Segment Start: MATERIAL TO PROCESS
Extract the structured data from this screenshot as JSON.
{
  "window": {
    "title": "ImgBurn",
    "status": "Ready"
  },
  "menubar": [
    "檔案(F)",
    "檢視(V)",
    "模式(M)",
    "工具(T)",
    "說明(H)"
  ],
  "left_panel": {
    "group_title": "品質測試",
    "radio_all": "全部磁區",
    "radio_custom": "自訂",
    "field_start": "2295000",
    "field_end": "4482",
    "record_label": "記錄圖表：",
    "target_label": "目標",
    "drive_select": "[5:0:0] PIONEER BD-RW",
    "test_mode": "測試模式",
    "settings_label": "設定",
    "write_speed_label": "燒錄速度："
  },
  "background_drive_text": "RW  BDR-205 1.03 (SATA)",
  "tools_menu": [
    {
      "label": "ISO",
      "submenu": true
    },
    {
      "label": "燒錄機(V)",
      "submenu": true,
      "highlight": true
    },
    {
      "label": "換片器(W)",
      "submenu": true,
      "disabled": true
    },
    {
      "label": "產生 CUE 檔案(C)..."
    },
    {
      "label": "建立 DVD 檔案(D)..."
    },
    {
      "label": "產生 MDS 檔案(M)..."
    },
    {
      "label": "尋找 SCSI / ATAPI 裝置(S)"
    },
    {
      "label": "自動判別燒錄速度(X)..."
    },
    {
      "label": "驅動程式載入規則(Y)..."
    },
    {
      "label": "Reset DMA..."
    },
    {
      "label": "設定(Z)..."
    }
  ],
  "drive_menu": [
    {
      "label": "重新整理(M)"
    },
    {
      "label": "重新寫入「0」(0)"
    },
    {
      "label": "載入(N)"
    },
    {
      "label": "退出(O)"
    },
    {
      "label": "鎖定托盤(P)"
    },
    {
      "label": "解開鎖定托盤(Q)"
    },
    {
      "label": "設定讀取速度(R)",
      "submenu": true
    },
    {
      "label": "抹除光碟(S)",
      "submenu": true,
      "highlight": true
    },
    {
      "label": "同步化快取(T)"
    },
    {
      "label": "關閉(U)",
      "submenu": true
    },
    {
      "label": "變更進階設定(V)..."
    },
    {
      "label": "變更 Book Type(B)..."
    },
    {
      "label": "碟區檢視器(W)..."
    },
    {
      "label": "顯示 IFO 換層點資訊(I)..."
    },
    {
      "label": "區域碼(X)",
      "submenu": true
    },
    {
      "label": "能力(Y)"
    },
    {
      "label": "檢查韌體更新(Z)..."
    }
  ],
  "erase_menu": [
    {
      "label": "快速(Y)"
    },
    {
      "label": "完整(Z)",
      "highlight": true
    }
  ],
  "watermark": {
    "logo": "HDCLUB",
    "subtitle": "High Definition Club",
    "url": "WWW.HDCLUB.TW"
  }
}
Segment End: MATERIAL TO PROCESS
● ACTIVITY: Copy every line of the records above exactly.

● ANSWER BELOW:
Extract the structured data from this screenshot as JSON.
{
  "window": {
    "title": "ImgBurn",
    "status": "Ready"
  },
  "menubar": [
    "檔案(F)",
    "檢視(V)",
    "模式(M)",
    "工具(T)",
    "說明(H)"
  ],
  "left_panel": {
    "group_title": "品質測試",
    "radio_all": "全部磁區",
    "radio_custom": "自訂",
    "field_start": "2295000",
    "field_end": "4482",
    "record_label": "記錄圖表：",
    "target_label": "目標",
    "drive_select": "[5:0:0] PIONEER BD-RW",
    "test_mode": "測試模式",
    "settings_label": "設定",
    "write_speed_label": "燒錄速度："
  },
  "background_drive_text": "RW  BDR-205 1.03 (SATA)",
  "tools_menu": [
    {
      "label": "ISO",
      "submenu": true
    },
    {
      "label": "燒錄機(V)",
      "submenu": true,
      "highlight": true
    },
    {
      "label": "換片器(W)",
      "submenu": true,
      "disabled": true
    },
    {
      "label": "產生 CUE 檔案(C)..."
    },
    {
      "label": "建立 DVD 檔案(D)..."
    },
    {
      "label": "產生 MDS 檔案(M)..."
    },
    {
      "label": "尋找 SCSI / ATAPI 裝置(S)"
    },
    {
      "label": "自動判別燒錄速度(X)..."
    },
    {
      "label": "驅動程式載入規則(Y)..."
    },
    {
      "label": "Reset DMA..."
    },
    {
      "label": "設定(Z)..."
    }
  ],
  "drive_menu": [
    {
      "label": "重新整理(M)"
    },
    {
      "label": "重新寫入「0」(0)"
    },
    {
      "label": "載入(N)"
    },
    {
      "label": "退出(O)"
    },
    {
      "label": "鎖定托盤(P)"
    },
    {
      "label": "解開鎖定托盤(Q)"
    },
    {
      "label": "設定讀取速度(R)",
      "submenu": true
    },
    {
      "label": "抹除光碟(S)",
      "submenu": true,
      "highlight": true
    },
    {
      "label": "同步化快取(T)"
    },
    {
      "label": "關閉(U)",
      "submenu": true
    },
    {
      "label": "變更進階設定(V)..."
    },
    {
      "label": "變更 Book Type(B)..."
    },
    {
      "label": "碟區檢視器(W)..."
    },
    {
      "label": "顯示 IFO 換層點資訊(I)..."
    },
    {
      "label": "區域碼(X)",
      "submenu": true
    },
    {
      "label": "能力(Y)"
    },
    {
      "label": "檢查韌體更新(Z)..."
    }
  ],
  "erase_menu": [
    {
      "label": "快速(Y)"
    },
    {
      "label": "完整(Z)",
      "highlight": true
    }
  ],
  "watermark": {
    "logo": "HDCLUB",
    "subtitle": "High Definition Club",
    "url": "WWW.HDCLUB.TW"
  }
}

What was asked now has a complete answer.